• [What you will do]:
Scan the material for the word "that", then return every line where it appears.

_ _ _

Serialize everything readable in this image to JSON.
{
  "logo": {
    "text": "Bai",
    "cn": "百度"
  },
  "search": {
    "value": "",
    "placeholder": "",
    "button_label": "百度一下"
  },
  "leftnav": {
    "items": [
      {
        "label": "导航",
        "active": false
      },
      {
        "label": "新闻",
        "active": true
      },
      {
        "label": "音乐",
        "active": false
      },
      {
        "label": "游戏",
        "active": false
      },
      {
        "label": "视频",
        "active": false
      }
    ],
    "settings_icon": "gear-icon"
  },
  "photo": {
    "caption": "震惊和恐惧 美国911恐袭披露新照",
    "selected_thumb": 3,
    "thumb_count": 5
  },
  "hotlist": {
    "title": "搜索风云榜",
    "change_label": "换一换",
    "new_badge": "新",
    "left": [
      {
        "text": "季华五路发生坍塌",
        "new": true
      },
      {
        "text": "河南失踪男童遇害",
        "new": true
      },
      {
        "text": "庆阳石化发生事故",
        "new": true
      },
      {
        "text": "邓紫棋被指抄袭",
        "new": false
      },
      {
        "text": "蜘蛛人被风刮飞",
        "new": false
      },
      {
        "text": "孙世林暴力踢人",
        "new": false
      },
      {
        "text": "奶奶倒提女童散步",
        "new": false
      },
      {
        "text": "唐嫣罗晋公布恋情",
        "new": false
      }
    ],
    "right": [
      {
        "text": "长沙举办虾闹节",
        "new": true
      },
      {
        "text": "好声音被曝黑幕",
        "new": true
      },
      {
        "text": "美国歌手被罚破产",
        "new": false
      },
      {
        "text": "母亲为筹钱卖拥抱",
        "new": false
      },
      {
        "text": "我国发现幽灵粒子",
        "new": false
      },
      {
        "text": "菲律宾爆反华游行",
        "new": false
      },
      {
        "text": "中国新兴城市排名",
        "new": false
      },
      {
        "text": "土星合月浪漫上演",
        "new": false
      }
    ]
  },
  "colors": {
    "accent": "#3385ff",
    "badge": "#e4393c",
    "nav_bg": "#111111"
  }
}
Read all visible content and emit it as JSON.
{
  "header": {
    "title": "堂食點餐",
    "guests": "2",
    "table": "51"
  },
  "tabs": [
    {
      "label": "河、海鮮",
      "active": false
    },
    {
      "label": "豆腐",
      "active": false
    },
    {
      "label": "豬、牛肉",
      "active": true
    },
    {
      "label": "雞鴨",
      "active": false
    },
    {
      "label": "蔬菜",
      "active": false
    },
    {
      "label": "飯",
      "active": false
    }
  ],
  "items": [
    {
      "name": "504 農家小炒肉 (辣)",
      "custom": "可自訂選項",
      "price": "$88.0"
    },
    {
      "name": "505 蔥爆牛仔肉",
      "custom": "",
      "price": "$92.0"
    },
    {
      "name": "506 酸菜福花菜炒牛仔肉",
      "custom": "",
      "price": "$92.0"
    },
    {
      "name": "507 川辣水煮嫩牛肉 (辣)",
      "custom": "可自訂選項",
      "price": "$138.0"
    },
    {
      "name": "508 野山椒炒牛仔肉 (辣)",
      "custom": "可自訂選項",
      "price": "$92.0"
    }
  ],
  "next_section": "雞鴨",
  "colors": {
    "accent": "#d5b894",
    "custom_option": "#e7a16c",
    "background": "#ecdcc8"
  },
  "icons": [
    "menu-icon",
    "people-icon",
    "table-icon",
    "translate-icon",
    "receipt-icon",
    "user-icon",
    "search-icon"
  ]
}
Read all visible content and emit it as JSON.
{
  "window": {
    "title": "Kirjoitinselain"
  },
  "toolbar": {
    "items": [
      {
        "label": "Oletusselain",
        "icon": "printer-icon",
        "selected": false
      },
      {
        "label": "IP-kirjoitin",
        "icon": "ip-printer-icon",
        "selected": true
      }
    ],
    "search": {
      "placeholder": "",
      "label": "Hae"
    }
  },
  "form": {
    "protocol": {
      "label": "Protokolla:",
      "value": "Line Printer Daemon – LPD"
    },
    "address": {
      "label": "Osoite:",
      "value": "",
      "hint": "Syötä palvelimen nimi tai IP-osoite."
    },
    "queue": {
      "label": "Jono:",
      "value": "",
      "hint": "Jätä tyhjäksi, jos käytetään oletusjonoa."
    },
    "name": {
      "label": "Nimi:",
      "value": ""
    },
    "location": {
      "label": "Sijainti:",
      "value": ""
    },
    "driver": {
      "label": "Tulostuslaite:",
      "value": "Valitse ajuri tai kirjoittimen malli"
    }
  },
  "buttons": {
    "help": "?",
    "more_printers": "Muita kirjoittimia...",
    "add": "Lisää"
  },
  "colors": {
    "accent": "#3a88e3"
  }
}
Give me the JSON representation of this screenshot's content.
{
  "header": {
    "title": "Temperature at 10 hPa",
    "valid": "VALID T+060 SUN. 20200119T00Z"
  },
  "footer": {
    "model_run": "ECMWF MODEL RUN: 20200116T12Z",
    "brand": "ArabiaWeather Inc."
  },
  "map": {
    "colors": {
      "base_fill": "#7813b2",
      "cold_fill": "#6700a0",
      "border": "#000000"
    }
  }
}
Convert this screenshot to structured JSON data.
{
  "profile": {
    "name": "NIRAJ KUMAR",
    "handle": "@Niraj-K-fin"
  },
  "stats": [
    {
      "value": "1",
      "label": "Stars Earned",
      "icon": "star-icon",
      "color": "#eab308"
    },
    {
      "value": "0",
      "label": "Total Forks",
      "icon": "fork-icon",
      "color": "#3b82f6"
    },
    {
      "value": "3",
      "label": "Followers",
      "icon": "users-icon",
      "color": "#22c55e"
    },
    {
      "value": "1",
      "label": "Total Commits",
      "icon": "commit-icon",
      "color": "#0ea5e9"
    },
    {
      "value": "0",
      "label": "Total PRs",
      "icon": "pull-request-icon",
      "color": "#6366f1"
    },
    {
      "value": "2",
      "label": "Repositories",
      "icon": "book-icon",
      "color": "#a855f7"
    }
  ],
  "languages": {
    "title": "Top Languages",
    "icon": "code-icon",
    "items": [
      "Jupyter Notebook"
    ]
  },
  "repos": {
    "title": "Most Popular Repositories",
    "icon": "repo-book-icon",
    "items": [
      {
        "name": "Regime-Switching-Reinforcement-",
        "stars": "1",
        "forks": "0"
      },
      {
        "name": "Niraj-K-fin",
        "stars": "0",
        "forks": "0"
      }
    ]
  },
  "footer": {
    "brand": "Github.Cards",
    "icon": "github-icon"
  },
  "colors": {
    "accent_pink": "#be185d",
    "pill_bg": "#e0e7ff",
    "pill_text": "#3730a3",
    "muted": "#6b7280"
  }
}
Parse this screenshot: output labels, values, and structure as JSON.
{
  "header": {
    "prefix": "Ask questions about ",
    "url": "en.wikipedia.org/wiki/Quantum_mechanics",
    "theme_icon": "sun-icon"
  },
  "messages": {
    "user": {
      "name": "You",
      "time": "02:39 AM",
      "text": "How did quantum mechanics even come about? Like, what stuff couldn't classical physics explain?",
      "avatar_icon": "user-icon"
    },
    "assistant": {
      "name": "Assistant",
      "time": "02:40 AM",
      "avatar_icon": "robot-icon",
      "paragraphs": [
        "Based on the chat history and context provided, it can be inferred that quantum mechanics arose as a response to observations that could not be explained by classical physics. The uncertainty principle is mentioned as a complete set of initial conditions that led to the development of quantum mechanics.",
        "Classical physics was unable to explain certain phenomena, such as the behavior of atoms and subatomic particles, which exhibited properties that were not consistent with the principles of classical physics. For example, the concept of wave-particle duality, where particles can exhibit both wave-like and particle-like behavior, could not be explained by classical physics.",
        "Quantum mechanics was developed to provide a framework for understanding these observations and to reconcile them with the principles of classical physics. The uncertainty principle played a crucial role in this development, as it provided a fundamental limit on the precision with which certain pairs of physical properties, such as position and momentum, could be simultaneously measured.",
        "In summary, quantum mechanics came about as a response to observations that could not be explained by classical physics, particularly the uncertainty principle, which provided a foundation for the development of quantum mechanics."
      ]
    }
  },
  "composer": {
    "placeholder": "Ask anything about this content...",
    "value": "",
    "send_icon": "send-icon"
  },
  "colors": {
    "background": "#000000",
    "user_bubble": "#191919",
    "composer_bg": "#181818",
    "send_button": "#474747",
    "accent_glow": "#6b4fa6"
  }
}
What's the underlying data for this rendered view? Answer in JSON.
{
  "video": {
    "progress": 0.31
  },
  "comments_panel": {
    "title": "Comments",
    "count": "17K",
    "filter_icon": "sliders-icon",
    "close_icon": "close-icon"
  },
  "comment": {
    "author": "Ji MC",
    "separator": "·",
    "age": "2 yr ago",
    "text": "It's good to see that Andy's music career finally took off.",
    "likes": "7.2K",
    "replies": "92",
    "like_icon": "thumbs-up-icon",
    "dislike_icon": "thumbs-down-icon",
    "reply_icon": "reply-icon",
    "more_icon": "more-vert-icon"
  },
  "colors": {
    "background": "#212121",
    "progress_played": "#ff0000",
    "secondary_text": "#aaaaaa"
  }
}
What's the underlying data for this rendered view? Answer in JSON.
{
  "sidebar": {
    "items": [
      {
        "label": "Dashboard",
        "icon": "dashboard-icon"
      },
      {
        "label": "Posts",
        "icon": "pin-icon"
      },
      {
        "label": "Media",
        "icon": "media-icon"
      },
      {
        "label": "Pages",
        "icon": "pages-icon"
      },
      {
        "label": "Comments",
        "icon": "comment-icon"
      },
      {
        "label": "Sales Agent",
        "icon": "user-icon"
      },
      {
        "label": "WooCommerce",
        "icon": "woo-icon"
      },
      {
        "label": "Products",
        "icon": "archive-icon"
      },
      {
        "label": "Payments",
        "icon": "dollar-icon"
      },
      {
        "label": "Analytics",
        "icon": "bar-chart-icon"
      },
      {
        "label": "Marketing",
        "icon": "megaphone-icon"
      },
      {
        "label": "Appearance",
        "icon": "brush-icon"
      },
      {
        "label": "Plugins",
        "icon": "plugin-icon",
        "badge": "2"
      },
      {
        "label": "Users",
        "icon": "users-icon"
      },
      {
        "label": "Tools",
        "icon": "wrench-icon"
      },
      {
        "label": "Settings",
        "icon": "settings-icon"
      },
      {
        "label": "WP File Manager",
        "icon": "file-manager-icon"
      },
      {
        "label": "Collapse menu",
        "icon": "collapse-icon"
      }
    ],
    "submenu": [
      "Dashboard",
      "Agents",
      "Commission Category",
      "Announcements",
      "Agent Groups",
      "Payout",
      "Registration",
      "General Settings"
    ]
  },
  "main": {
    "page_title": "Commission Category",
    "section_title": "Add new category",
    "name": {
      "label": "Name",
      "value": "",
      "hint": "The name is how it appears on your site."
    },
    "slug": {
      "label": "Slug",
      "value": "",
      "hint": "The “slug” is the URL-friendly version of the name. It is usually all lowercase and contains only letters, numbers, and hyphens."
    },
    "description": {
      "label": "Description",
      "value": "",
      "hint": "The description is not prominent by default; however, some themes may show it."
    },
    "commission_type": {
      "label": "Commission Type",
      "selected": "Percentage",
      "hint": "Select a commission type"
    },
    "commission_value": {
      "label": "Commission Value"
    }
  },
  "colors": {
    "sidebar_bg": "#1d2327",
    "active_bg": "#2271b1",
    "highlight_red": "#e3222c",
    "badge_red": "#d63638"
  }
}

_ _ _

• [Finished exercise]:
        "Based on the chat history and context provided, it can be inferred that quantum mechanics arose as a response to observations that could not be explained by classical physics. The uncertainty principle is mentioned as a complete set of initial conditions that led to the development of quantum mechanics.",
        "Classical physics was unable to explain certain phenomena, such as the behavior of atoms and subatomic particles, which exhibited properties that were not consistent with the principles of classical physics. For example, the concept of wave-particle duality, where particles can exhibit both wave-like and particle-like behavior, could not be explained by classical physics.",
        "In summary, quantum mechanics came about as a response to observations that could not be explained by classical physics, particularly the uncertainty principle, which provided a foundation for the development of quantum mechanics."
    "text": "It's good to see that Andy's music career finally took off.",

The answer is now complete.